SOURCE INFORMATION:
□ □ □ □ □

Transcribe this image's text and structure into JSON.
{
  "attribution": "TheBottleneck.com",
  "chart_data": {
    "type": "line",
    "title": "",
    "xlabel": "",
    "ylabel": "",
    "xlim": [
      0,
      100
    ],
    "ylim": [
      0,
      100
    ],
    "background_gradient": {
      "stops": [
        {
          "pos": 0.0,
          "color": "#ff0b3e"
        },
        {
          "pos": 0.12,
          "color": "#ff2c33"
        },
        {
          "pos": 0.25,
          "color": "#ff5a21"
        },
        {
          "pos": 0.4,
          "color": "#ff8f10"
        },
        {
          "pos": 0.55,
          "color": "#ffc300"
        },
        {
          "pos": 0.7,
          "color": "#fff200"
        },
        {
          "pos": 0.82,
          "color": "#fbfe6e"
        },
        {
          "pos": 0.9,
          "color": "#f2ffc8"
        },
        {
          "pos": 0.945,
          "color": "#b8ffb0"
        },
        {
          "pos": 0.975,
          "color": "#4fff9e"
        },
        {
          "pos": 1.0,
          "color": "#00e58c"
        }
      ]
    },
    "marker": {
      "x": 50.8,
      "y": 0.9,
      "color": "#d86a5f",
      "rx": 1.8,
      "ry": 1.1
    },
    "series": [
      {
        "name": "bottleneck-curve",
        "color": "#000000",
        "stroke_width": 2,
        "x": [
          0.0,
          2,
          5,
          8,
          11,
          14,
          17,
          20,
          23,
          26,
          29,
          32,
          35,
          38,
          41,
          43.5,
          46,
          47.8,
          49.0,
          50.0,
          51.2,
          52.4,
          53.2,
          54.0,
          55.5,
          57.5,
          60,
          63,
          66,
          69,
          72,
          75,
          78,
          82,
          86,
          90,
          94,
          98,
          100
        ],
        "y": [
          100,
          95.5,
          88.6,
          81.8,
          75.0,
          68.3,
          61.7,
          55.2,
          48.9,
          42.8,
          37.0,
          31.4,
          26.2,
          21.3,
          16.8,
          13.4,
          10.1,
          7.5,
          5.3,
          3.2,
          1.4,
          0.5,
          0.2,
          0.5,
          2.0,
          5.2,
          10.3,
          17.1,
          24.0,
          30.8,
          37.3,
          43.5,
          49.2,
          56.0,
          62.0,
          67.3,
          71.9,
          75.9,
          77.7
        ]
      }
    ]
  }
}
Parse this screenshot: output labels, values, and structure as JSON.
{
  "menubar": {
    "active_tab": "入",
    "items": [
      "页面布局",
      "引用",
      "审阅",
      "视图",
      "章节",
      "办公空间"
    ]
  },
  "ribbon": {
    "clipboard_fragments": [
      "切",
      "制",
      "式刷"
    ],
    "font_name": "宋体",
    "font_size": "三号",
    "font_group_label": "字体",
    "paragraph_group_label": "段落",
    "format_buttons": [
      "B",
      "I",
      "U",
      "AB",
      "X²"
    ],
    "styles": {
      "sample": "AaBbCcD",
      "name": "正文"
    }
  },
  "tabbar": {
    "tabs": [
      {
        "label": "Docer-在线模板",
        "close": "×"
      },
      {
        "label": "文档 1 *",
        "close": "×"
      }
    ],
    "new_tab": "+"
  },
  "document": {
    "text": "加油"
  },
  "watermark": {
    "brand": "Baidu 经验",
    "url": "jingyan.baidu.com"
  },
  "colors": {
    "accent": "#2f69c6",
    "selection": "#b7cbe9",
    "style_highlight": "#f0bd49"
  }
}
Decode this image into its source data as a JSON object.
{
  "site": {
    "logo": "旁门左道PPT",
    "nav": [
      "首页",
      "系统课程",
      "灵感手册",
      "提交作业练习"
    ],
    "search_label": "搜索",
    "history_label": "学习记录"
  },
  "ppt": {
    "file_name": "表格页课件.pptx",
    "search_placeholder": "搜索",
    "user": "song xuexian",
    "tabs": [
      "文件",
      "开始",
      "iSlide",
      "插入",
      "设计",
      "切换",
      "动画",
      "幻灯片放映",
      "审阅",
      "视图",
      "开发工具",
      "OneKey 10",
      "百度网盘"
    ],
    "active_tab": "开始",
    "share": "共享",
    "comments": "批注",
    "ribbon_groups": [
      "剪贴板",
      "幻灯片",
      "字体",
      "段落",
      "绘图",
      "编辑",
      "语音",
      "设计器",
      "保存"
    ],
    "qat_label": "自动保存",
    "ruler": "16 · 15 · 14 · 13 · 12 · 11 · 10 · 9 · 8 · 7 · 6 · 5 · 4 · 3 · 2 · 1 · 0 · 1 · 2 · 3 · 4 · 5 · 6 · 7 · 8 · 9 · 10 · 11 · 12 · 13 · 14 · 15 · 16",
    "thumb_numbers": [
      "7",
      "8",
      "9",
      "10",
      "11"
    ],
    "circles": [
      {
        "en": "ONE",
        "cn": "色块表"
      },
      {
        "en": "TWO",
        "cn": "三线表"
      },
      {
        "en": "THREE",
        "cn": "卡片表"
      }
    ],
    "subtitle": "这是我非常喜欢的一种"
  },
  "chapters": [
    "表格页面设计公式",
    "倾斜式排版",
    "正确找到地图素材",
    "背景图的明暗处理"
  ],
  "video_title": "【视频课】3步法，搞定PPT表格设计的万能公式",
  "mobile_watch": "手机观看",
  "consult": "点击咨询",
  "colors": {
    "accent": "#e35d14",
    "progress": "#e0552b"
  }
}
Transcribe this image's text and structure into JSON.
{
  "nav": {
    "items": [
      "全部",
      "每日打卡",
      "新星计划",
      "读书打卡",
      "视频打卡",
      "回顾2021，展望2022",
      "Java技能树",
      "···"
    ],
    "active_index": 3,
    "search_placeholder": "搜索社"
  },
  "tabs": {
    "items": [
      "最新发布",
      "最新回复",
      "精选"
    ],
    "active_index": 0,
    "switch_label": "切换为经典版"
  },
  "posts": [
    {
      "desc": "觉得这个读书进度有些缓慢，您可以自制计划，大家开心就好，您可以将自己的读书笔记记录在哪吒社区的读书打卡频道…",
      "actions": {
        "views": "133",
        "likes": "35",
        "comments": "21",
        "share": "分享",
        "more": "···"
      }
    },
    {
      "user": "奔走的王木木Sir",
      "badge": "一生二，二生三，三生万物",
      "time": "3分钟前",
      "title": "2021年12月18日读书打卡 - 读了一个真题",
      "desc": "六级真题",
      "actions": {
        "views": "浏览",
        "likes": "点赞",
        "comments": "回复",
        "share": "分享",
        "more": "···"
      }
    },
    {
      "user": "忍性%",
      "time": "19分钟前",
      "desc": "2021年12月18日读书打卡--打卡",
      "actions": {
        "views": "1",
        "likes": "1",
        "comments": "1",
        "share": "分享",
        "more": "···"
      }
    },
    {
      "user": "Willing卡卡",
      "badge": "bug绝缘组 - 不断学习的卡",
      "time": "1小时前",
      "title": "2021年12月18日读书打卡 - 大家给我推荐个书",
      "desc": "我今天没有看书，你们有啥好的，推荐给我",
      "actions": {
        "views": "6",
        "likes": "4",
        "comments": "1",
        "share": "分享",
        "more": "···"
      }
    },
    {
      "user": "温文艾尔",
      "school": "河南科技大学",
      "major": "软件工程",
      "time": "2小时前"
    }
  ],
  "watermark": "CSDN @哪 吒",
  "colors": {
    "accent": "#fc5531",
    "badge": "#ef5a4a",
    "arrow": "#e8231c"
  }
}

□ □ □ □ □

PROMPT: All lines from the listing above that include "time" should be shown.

SOLUTION TO THIS PROBLEM:
      "time": "3分钟前",
      "time": "19分钟前",
      "time": "1小时前",
      "time": "2小时前"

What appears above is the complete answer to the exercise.